▶ _The task_:
Write the data out again, exactly as given.

Data extract section start

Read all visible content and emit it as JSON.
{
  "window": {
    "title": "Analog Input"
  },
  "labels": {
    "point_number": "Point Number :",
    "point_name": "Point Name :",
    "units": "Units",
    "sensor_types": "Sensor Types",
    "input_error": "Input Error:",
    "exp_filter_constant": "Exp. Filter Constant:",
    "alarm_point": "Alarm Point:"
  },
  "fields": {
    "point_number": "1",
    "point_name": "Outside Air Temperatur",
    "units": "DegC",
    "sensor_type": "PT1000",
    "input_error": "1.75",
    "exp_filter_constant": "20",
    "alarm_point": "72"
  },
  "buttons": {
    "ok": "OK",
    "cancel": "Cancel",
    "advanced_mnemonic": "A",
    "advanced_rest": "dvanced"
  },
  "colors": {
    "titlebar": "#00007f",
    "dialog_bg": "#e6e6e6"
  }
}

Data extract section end

▶ _Expected output_:
Read all visible content and emit it as JSON.
{
  "window": {
    "title": "Analog Input"
  },
  "labels": {
    "point_number": "Point Number :",
    "point_name": "Point Name :",
    "units": "Units",
    "sensor_types": "Sensor Types",
    "input_error": "Input Error:",
    "exp_filter_constant": "Exp. Filter Constant:",
    "alarm_point": "Alarm Point:"
  },
  "fields": {
    "point_number": "1",
    "point_name": "Outside Air Temperatur",
    "units": "DegC",
    "sensor_type": "PT1000",
    "input_error": "1.75",
    "exp_filter_constant": "20",
    "alarm_point": "72"
  },
  "buttons": {
    "ok": "OK",
    "cancel": "Cancel",
    "advanced_mnemonic": "A",
    "advanced_rest": "dvanced"
  },
  "colors": {
    "titlebar": "#00007f",
    "dialog_bg": "#e6e6e6"
  }
}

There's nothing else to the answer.